- WHAT THE EXERCISE ASKS -
The response should contain only those lines of the entries below that include the string "JSON".

Excerpts from an interface dataset:
----------
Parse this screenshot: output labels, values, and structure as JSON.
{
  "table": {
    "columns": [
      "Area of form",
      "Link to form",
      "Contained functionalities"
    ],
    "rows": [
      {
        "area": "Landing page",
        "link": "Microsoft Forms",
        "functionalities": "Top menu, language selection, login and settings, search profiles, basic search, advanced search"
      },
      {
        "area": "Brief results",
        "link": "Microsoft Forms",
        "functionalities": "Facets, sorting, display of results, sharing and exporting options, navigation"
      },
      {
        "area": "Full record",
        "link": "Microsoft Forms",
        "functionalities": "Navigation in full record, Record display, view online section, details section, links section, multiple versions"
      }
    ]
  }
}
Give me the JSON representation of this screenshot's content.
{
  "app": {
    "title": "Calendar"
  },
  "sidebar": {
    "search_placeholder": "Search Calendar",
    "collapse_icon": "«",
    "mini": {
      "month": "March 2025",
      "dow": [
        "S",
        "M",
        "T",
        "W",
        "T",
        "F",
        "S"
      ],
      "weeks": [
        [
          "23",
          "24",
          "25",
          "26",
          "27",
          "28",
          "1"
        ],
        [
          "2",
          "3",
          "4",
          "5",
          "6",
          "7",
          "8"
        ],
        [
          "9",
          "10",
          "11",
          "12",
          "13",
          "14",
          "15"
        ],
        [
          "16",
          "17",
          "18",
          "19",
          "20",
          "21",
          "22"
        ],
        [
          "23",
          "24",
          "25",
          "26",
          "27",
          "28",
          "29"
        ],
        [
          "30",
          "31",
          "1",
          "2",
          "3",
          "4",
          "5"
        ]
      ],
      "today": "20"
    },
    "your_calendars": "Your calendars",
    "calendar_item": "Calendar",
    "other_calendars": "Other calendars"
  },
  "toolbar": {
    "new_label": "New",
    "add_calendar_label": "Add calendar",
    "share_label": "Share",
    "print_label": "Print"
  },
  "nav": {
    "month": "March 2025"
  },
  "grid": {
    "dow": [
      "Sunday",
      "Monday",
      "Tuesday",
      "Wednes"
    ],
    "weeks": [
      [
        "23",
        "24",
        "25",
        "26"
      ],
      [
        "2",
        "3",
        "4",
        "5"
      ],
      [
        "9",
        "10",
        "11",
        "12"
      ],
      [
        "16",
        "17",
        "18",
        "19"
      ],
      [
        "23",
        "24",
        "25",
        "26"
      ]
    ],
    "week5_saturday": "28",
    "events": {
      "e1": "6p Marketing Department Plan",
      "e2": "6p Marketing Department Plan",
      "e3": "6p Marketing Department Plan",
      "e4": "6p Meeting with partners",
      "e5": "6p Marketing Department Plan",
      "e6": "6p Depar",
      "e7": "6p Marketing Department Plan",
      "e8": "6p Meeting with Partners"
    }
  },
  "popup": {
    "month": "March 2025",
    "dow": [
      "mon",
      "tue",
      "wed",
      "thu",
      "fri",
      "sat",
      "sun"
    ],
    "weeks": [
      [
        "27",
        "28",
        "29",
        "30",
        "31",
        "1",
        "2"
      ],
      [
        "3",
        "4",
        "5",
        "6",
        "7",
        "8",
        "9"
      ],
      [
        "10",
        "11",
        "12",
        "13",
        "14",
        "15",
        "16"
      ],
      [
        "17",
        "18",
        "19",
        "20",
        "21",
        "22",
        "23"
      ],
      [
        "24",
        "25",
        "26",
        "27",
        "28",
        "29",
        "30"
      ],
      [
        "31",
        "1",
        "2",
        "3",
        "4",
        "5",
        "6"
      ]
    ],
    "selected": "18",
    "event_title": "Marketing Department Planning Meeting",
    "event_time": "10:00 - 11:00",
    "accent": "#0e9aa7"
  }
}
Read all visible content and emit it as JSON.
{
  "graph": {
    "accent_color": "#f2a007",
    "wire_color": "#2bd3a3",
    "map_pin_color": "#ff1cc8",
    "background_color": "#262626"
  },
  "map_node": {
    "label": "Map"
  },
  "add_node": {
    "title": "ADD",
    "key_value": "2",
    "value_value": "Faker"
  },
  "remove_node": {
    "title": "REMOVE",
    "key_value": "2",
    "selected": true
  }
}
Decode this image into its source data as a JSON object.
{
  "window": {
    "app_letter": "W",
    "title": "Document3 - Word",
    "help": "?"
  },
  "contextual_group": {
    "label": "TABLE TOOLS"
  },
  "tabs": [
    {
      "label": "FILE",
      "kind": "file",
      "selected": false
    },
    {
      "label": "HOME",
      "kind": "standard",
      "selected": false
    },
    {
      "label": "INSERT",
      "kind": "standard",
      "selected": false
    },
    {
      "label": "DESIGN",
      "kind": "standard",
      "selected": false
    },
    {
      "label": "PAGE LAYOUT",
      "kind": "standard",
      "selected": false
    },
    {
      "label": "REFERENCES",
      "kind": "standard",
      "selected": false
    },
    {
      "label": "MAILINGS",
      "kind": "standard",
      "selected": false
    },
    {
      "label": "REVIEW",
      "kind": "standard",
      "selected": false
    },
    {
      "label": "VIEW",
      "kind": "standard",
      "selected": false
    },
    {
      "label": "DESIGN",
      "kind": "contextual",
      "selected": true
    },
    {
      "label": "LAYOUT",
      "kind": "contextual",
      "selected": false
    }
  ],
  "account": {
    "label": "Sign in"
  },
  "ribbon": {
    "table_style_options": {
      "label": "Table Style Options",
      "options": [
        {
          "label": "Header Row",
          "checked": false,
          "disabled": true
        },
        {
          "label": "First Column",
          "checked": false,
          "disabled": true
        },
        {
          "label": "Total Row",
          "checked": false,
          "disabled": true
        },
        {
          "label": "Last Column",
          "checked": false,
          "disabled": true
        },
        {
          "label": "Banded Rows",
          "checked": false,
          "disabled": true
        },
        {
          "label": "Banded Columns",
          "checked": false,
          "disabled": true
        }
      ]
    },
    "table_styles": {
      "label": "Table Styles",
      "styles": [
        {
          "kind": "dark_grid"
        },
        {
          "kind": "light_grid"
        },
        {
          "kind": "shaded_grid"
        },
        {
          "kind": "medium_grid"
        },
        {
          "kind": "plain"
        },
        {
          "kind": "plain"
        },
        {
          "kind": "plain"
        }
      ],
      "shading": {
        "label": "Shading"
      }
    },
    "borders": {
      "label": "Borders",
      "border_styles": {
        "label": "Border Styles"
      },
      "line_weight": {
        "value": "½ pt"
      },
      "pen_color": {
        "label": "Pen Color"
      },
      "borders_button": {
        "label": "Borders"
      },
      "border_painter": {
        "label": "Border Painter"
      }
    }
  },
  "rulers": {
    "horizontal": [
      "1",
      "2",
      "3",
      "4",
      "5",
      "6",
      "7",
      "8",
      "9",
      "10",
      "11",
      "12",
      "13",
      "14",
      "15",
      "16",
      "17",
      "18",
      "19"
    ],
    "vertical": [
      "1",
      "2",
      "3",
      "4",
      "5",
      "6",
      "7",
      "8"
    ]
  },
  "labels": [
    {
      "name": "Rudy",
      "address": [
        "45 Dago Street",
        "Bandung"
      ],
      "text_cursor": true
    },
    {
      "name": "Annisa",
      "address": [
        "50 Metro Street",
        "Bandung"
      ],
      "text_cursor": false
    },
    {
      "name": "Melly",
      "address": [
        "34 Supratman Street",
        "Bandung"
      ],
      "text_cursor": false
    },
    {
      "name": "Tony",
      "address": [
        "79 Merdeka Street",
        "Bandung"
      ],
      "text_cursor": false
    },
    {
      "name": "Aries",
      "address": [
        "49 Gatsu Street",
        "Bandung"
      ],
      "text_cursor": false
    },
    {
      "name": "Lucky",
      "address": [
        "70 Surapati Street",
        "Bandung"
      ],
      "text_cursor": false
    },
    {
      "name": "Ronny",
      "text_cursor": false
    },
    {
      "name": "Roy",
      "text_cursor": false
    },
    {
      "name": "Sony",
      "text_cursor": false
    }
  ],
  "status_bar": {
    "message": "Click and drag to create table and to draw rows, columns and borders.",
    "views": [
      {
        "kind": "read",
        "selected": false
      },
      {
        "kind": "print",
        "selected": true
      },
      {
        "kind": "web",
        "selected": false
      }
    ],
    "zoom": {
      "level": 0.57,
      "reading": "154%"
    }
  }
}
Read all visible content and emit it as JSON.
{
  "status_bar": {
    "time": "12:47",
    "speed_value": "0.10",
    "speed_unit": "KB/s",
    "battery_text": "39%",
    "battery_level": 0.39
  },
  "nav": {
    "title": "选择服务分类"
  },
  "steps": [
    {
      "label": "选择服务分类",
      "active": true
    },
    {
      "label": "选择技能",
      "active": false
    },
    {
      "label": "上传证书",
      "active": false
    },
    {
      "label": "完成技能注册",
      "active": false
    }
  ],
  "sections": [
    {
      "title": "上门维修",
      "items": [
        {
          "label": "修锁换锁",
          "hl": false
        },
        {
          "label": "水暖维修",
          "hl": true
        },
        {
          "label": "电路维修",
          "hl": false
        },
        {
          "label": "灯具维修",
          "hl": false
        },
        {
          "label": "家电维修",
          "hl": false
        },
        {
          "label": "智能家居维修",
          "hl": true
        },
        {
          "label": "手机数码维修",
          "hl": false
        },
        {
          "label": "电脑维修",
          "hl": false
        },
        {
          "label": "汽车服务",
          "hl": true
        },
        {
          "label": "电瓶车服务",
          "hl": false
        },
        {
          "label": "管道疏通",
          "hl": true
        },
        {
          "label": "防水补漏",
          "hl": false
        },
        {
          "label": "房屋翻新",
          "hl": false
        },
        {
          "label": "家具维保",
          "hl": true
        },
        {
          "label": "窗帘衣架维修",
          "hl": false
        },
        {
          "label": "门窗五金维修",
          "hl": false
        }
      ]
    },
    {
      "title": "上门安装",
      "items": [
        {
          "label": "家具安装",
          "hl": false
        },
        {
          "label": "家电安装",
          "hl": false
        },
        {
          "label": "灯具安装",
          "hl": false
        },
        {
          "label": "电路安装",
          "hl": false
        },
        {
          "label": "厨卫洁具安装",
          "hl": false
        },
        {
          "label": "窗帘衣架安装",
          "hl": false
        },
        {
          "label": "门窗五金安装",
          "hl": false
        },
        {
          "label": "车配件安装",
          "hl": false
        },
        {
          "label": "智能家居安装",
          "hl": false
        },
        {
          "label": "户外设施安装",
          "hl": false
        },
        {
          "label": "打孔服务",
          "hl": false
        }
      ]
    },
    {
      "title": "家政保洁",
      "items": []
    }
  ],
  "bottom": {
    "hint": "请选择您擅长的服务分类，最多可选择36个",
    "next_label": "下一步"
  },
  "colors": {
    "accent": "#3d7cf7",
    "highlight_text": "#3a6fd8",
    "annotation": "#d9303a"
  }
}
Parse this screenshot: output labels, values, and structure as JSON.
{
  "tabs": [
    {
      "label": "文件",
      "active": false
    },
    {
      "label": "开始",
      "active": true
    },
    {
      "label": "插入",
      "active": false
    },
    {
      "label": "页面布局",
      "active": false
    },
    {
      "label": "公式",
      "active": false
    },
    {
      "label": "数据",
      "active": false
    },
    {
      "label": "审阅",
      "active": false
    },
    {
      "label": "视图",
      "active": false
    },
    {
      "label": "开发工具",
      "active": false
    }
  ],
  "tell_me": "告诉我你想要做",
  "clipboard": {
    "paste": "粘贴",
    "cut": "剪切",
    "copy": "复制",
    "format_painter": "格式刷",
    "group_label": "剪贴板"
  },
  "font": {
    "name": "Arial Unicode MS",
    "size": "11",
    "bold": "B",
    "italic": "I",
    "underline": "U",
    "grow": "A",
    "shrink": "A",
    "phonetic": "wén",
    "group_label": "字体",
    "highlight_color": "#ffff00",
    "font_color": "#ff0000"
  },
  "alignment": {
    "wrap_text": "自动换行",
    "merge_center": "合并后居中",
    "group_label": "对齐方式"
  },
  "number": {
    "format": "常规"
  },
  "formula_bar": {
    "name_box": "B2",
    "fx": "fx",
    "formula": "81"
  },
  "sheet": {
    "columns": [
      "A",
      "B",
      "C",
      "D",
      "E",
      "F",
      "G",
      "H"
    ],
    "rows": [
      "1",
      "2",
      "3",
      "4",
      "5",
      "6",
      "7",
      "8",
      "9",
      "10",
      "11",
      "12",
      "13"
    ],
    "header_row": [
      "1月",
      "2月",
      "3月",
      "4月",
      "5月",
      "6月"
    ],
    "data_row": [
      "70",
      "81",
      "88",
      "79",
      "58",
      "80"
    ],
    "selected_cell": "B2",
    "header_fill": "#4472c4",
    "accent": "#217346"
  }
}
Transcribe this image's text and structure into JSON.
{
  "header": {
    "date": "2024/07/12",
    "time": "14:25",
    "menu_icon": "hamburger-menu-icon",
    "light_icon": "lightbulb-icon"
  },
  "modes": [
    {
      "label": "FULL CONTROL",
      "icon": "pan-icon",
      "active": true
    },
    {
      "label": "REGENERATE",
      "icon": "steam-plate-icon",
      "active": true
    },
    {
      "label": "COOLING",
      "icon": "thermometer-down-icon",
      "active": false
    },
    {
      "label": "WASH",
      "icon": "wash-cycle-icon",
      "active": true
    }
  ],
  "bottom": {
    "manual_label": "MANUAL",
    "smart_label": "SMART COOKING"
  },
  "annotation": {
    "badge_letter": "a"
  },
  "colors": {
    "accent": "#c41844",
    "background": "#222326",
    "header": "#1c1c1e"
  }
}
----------
- EXERCISE ANSWER -
Parse this screenshot: output labels, values, and structure as JSON.
Give me the JSON representation of this screenshot's content.
Read all visible content and emit it as JSON.
Decode this image into its source data as a JSON object.
Read all visible content and emit it as JSON.
Parse this screenshot: output labels, values, and structure as JSON.
Transcribe this image's text and structure into JSON.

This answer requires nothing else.